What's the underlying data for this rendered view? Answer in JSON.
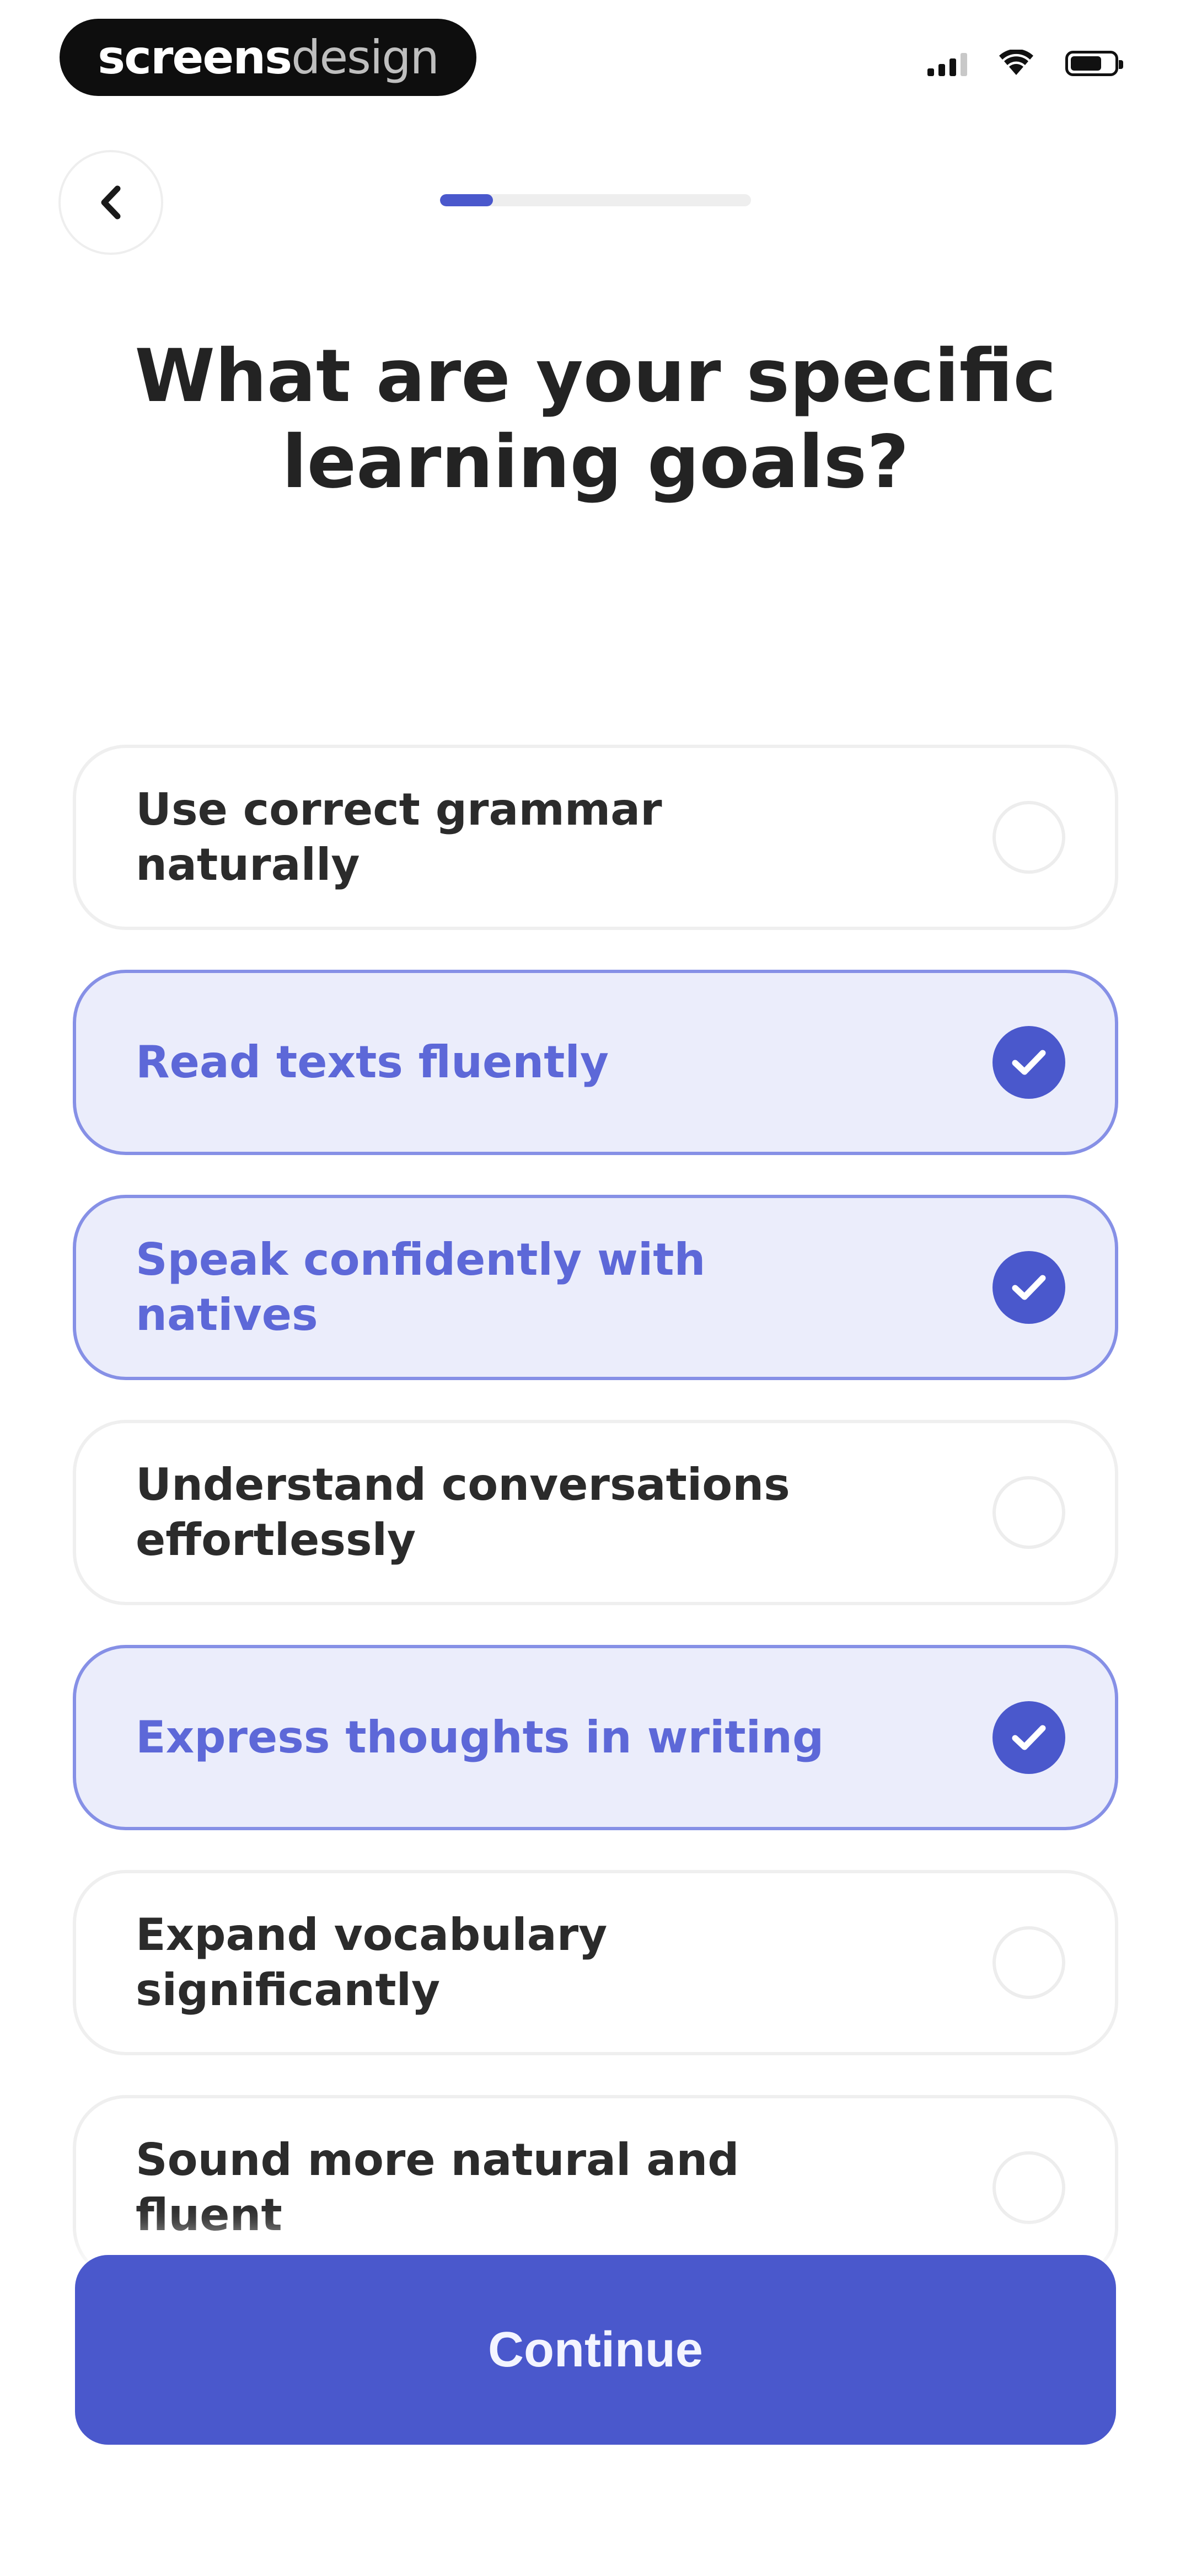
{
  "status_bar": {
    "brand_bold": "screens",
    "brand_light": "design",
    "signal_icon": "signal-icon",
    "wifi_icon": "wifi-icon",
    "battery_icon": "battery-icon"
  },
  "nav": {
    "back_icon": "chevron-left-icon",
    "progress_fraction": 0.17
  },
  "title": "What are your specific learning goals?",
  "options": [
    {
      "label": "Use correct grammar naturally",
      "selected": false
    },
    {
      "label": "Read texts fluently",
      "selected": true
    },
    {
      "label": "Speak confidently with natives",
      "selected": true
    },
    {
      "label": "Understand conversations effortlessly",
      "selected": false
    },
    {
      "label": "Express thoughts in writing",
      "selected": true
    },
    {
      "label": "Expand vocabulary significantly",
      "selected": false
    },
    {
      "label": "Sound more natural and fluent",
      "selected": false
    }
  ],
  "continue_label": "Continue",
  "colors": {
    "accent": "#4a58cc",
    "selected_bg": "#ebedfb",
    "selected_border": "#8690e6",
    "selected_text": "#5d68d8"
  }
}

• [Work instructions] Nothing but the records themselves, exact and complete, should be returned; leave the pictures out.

• [Answer to the exercise]
What's the underlying data for this rendered view? Answer in JSON.
{
  "status_bar": {
    "brand_bold": "screens",
    "brand_light": "design",
    "signal_icon": "signal-icon",
    "wifi_icon": "wifi-icon",
    "battery_icon": "battery-icon"
  },
  "nav": {
    "back_icon": "chevron-left-icon",
    "progress_fraction": 0.17
  },
  "title": "What are your specific learning goals?",
  "options": [
    {
      "label": "Use correct grammar naturally",
      "selected": false
    },
    {
      "label": "Read texts fluently",
      "selected": true
    },
    {
      "label": "Speak confidently with natives",
      "selected": true
    },
    {
      "label": "Understand conversations effortlessly",
      "selected": false
    },
    {
      "label": "Express thoughts in writing",
      "selected": true
    },
    {
      "label": "Expand vocabulary significantly",
      "selected": false
    },
    {
      "label": "Sound more natural and fluent",
      "selected": false
    }
  ],
  "continue_label": "Continue",
  "colors": {
    "accent": "#4a58cc",
    "selected_bg": "#ebedfb",
    "selected_border": "#8690e6",
    "selected_text": "#5d68d8"
  }
}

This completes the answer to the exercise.